- [TASK INSTRUCTIONS]: Every line with the word "brand" in it should be extracted from the data that follows.

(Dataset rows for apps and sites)
★ ★ ★ ★
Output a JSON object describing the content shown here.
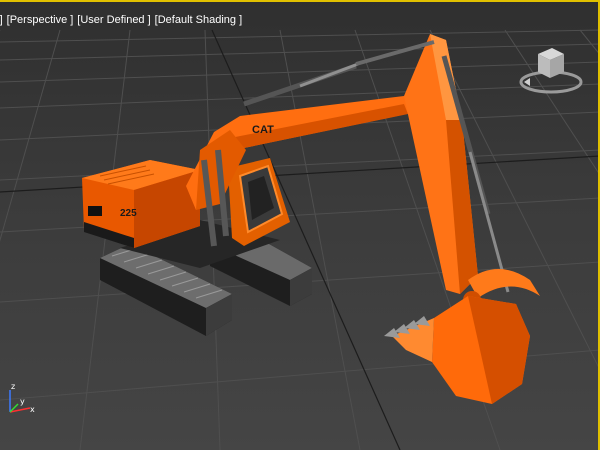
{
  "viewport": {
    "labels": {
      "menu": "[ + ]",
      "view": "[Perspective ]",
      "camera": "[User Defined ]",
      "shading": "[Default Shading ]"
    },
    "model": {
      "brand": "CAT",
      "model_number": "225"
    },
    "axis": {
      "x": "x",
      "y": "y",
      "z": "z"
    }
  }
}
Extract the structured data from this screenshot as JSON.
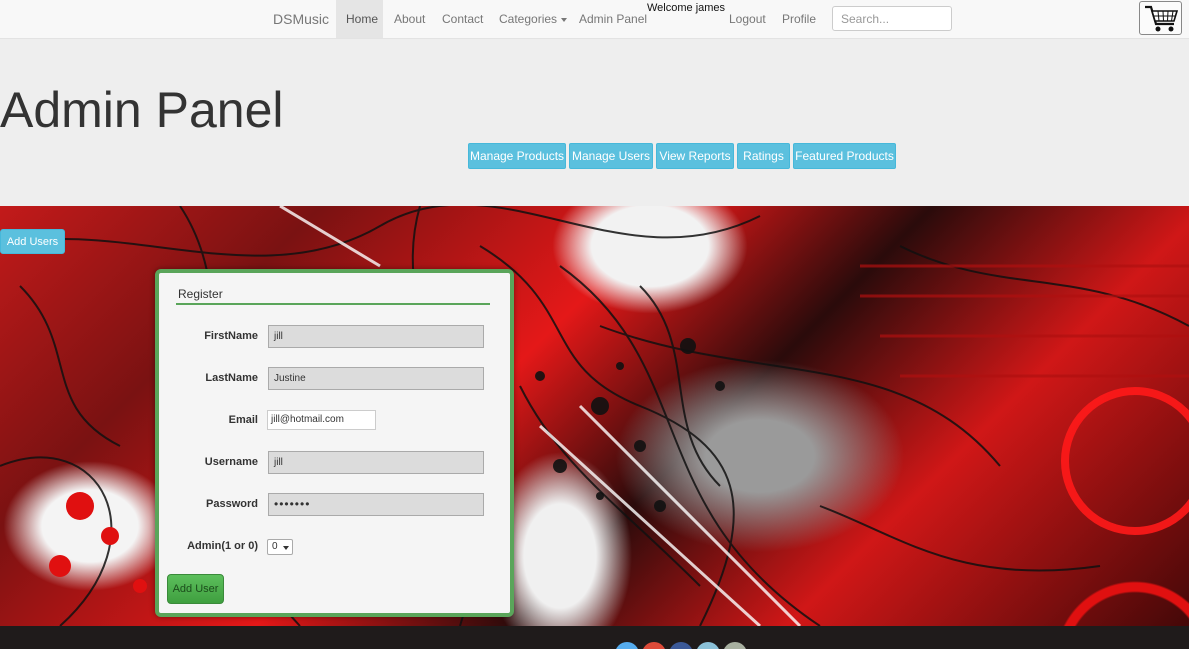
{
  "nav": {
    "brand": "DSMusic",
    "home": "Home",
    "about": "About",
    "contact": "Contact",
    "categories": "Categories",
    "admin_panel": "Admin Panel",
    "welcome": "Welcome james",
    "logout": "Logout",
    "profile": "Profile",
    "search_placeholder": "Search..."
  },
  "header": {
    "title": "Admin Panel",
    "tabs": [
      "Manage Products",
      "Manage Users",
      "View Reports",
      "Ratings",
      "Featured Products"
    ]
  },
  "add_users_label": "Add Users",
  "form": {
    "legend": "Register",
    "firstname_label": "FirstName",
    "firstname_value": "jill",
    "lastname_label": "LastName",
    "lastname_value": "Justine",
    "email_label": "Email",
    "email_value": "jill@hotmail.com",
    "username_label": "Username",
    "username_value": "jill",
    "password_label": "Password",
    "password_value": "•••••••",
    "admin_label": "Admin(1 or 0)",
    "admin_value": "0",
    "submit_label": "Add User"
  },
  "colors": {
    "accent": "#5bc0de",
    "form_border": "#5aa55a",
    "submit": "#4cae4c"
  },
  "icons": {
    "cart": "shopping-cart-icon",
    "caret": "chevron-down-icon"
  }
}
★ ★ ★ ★
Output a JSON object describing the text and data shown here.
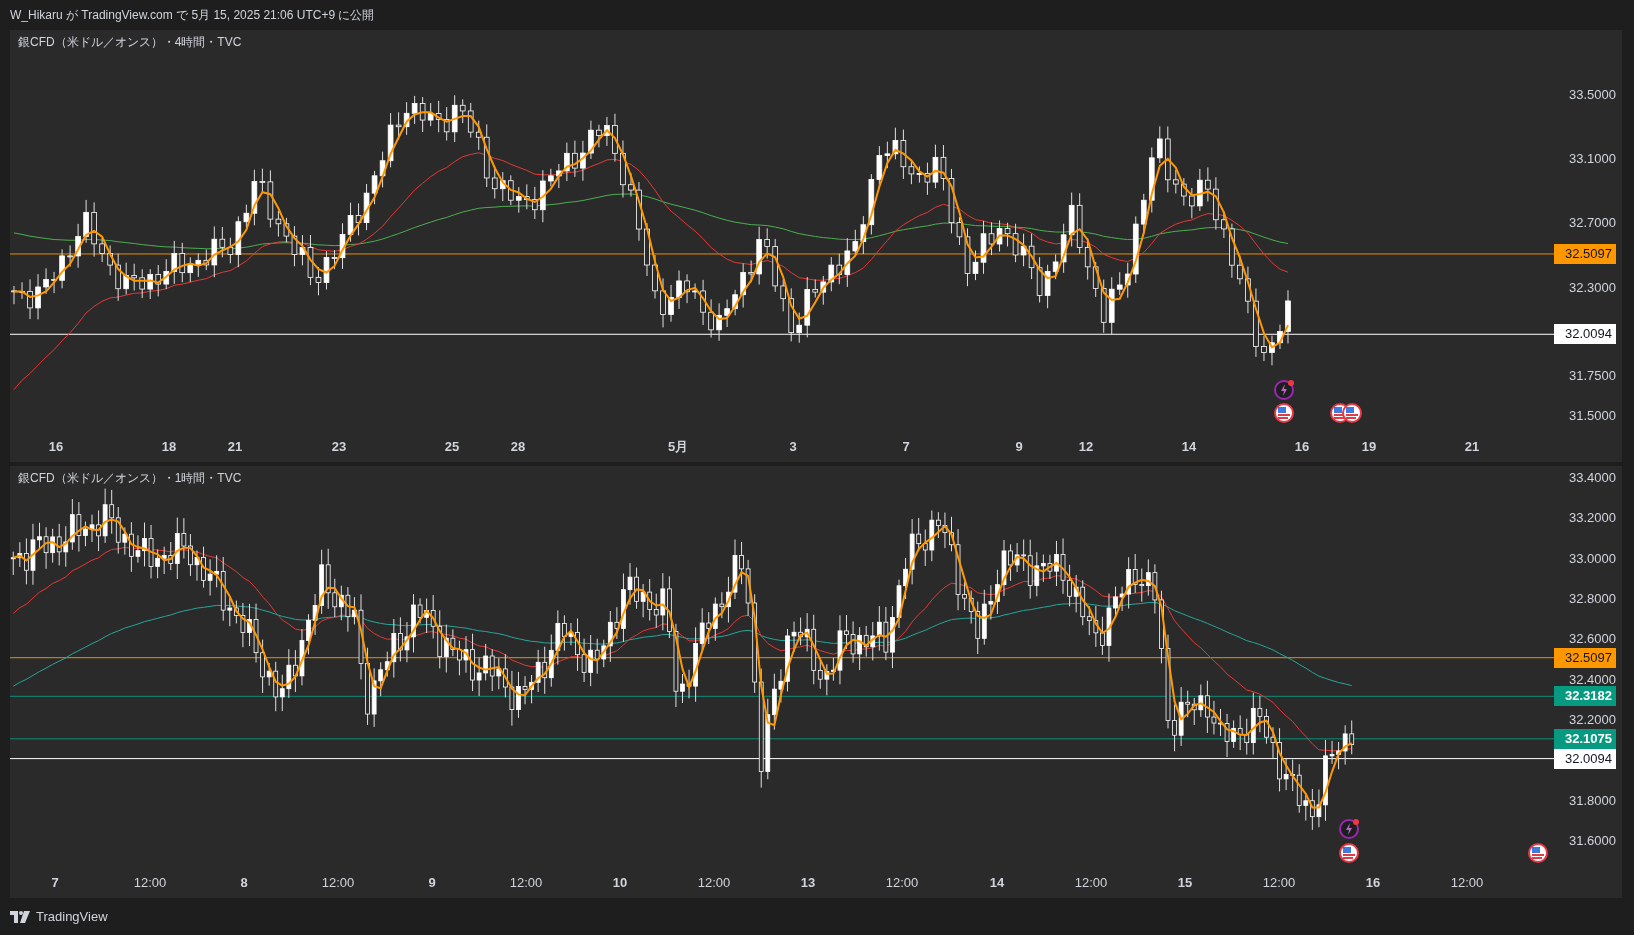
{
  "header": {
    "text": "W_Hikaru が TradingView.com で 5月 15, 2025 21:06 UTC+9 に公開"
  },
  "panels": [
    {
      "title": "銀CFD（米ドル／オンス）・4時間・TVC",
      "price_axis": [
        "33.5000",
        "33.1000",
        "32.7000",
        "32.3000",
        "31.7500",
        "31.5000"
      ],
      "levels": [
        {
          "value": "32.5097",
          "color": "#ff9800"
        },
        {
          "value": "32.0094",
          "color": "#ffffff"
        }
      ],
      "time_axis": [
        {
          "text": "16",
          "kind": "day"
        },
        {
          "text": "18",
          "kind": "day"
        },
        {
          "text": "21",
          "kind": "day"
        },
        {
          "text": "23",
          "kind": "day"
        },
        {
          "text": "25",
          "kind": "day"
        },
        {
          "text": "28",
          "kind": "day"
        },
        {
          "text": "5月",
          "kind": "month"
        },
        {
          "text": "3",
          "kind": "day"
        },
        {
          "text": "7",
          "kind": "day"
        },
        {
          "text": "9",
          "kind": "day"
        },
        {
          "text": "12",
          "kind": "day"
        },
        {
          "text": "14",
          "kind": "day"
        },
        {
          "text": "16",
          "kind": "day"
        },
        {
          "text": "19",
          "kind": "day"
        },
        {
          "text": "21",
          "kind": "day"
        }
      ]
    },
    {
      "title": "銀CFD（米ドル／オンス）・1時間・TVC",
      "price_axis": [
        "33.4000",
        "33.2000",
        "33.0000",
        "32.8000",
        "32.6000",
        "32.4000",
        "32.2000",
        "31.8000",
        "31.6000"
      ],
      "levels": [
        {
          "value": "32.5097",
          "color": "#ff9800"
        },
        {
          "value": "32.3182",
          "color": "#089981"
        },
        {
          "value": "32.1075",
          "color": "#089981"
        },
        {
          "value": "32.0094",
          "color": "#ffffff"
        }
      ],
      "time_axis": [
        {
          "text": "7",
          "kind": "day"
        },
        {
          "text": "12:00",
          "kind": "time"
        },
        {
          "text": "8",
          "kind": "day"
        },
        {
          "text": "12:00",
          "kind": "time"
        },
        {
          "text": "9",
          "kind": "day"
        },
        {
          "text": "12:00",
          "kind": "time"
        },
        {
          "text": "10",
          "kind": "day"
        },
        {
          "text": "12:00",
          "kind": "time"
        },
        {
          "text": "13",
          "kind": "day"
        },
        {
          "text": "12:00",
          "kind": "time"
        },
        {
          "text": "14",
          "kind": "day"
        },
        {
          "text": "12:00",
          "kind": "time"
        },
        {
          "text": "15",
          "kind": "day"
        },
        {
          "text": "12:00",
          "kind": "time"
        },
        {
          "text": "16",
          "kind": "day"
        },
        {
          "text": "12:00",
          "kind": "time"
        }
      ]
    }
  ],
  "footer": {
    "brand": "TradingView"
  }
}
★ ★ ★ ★
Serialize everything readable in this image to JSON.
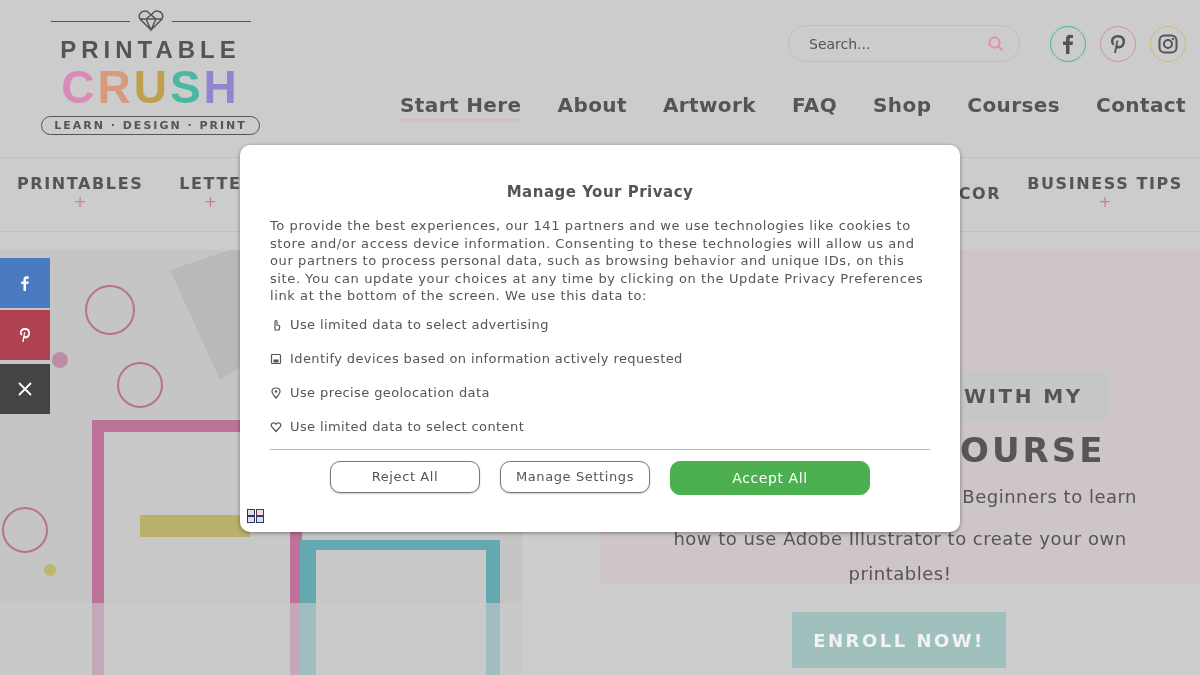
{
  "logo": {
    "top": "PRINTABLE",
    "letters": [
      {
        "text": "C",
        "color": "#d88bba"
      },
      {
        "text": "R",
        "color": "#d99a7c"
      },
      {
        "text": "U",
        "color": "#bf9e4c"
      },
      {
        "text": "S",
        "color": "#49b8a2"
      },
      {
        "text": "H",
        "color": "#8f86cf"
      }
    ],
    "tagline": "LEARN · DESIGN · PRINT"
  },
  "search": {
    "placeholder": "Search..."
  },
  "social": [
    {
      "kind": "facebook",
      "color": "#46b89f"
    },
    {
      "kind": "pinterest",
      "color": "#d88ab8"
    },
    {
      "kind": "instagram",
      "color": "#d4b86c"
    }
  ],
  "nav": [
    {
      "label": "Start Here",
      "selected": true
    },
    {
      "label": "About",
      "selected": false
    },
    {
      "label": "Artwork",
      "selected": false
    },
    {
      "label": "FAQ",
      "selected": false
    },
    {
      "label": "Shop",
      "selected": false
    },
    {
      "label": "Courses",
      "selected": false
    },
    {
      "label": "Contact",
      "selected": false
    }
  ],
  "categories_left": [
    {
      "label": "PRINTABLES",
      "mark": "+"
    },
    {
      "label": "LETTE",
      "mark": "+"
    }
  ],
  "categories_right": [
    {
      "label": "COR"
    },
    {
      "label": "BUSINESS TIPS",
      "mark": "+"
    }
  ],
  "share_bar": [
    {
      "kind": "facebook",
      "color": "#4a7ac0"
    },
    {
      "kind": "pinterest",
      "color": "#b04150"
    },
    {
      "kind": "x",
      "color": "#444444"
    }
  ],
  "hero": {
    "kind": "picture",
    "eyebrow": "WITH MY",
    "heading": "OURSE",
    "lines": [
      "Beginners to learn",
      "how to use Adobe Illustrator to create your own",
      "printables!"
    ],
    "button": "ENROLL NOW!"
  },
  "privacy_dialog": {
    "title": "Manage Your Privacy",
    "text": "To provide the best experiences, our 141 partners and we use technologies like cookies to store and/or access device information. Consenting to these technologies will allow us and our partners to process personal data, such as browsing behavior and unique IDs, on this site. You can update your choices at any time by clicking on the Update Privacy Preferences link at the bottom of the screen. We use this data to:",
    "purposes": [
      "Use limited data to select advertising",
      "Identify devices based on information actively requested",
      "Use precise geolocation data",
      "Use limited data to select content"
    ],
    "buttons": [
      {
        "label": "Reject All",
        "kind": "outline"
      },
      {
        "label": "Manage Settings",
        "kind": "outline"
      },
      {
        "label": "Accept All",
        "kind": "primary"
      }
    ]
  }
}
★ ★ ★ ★
- [EXERCISE ANSWER]:
      "brand": "CAT",
    "brand": "DSMusic",
    "brand": "TradingView"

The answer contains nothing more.